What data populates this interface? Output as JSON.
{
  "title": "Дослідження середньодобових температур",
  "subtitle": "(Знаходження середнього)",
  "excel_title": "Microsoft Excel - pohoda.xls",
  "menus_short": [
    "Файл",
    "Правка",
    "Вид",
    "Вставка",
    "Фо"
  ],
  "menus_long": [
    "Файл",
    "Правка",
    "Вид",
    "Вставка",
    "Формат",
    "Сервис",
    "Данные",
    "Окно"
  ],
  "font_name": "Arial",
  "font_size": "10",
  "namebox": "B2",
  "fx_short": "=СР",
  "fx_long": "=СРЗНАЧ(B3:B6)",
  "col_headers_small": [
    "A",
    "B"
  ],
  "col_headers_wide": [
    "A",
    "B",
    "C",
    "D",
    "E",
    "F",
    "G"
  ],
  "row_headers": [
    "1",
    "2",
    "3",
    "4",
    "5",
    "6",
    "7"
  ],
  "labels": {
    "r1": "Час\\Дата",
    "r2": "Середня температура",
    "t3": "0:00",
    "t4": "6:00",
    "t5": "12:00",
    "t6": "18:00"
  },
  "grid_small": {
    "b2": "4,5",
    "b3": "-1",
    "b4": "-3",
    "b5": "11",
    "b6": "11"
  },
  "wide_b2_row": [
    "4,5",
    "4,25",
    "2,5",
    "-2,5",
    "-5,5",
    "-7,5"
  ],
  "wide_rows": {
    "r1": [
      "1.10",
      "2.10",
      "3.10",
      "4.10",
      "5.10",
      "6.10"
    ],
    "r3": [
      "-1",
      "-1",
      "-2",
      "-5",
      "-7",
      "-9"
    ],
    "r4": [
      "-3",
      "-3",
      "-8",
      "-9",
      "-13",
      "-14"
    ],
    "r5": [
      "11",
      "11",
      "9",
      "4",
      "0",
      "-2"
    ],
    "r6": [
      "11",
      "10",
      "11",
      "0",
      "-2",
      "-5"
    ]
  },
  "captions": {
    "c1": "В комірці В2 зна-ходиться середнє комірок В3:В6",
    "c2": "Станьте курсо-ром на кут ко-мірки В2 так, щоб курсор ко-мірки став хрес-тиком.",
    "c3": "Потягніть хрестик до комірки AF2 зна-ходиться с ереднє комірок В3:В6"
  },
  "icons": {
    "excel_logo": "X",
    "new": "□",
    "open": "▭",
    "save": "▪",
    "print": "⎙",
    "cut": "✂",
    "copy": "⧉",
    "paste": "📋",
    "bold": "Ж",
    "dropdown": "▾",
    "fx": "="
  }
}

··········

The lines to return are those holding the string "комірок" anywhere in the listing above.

    "c1": "В комірці В2 зна-ходиться середнє комірок В3:В6",
    "c3": "Потягніть хрестик до комірки AF2 зна-ходиться с ереднє комірок В3:В6"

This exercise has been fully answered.